The constituency is members of the church(es) who support the school. The primary functions of a constituency are to establish and adopt a school constitution, provide adequate financing for school operations, approve financial plans for major capital improvements, and encourage the development and maintenance of a strong Home and School Association.
More importantly, it is giving the students and teachers the sense that the school is important, supported and a vital part of the church program.
Role of Parents
Parents are also vital to the success of the school. They have chosen to place their child in an environment where they expect him or her to meet Jesus daily and grow academically, socially and physically. Consistent parental support is crucial in this. When parents and teachers talk to each other respectfully—even when they disagree—and listen and collaborate together, the child benefits.
The child also observes this positive relationship, which models the important skill of communication. In addition, teachers feel supported and know that they are working with the parents to positively impact the learner.
Role of Pastors
The pastor plays another key role in the success of the school. I had the privilege when I was an elementary school principal of working with two pastors who were foundational to the school’s success. These pastors recognized that the school was an important ministry. We worked as a team supporting each other’s programs and planning together for the success of both the school and church.
As a principal/teacher, I attended church events regularly, participating where I could. The pastors attended school events and promoted the school. The pastors connected with the students through providing regular worships, offering encouragement, and sometimes even playing with them on the playground. The positive collaboration between the pastor and teacher lends itself to the creation of that safe, supportive, collaborative environment.
Role of the Board
School boards exist to inspire the creation of a safe, supportive, collaborative environment through many avenues. They ensure that the school operates in harmony with the policies and plans of the Union Education Code and local conference Office of Education. They develop policies of local concern, create strategic plans, prepare a balanced school budget for constituency approval and then operate according to the budget.
The board supports the Home and School Association and prepares a school handbook, along with many other duties. School boards that are effective know their role and function and work collaboratively with the teachers, parents and constituency to ensure that the school environment is safe, supportive and collaborative.
Role of Teachers and Principals

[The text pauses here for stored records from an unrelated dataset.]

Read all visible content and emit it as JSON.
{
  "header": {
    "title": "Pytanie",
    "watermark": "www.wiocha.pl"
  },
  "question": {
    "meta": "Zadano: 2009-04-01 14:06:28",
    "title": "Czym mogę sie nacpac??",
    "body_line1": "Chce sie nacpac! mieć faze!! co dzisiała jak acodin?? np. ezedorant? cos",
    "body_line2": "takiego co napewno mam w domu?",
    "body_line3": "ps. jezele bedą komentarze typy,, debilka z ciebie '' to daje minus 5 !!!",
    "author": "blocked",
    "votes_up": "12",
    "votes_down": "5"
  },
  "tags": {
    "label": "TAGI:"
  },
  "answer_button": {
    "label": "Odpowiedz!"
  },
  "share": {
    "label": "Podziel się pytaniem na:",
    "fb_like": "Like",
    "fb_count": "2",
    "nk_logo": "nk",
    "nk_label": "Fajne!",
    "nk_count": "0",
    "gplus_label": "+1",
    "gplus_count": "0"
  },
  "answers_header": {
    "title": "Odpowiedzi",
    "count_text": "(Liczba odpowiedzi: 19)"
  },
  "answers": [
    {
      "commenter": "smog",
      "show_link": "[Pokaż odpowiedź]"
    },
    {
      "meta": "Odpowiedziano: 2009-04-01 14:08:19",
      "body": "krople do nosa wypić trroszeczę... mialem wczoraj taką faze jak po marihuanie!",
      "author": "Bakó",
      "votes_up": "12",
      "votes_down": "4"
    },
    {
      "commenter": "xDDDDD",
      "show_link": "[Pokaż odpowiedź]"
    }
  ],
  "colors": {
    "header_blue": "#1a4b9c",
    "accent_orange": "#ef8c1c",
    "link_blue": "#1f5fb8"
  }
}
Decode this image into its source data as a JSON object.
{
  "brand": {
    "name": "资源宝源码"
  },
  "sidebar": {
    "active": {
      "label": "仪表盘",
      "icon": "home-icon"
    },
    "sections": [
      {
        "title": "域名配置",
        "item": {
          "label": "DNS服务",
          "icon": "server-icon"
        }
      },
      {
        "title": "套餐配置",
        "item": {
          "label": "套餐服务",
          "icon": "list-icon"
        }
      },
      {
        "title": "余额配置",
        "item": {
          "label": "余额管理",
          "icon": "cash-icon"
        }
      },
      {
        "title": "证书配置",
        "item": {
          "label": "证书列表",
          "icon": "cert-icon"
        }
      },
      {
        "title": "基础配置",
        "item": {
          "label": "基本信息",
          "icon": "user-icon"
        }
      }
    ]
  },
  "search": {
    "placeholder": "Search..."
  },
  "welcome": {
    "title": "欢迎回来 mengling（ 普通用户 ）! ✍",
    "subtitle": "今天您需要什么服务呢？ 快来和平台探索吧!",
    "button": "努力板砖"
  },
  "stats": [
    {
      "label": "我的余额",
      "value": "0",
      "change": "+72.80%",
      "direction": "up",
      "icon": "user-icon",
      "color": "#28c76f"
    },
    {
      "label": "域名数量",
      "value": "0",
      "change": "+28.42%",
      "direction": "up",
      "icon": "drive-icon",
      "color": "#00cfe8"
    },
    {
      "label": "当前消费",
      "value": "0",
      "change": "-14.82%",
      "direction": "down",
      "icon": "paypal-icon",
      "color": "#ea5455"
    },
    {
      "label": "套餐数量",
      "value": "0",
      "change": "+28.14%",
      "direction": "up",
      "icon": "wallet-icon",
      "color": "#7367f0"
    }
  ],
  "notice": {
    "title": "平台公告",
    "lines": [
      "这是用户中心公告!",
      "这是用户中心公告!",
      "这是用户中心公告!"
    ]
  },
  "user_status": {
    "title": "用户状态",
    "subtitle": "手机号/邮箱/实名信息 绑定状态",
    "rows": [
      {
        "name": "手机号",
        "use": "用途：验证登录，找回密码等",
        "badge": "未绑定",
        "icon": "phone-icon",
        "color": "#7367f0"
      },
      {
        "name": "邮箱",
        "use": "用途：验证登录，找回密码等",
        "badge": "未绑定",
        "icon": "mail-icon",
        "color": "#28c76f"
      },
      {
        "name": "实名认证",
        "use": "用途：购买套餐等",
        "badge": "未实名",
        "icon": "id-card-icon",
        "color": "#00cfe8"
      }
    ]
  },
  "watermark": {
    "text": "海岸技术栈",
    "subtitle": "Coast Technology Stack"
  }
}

Teachers and principals are responsible for the day-to-day operation of the school. They create a classroom/school environment in which students are free to question and seek answers, where learning is encouraged, and most importantly where students meet Jesus throughout the day in every class or subject. Teachers and principals encourage collaboration with and among students; they work together with parents to provide a quality Adventist education; and they work closely with the school board to ensure the philosophy and mission of the school is clearly communicated. They also work with the pastor(s) to create a church and school collaborative program where each supports one another. They are active members of the church and positively promote the school whenever they can.
Role of Students
Finally, the students are the reason for the school. All the other stakeholders work together to create a school where students can grow spiritually, academically and physically. In appreciation of this, students need to be willing to apply themselves and truly become learners. They need to develop attitudes that value cooperation and be willing to openly collaborate in their work. In doing so they not only learn the skills needed for success today, but can develop that personal relationship with Jesus that will lead them to eternity.
Fulfilling the Mission of Adventist Education
It is when all the stakeholders faithfully fulfill their role that the school can truly have a safe, supportive, collaborative culture and then fulfill the mission of Adventist education “to enable learners to develop a life of faith in God, and to use their knowledge, skills and understandings to serve God and humanity.” (https://adventisteducation.org/abt.html)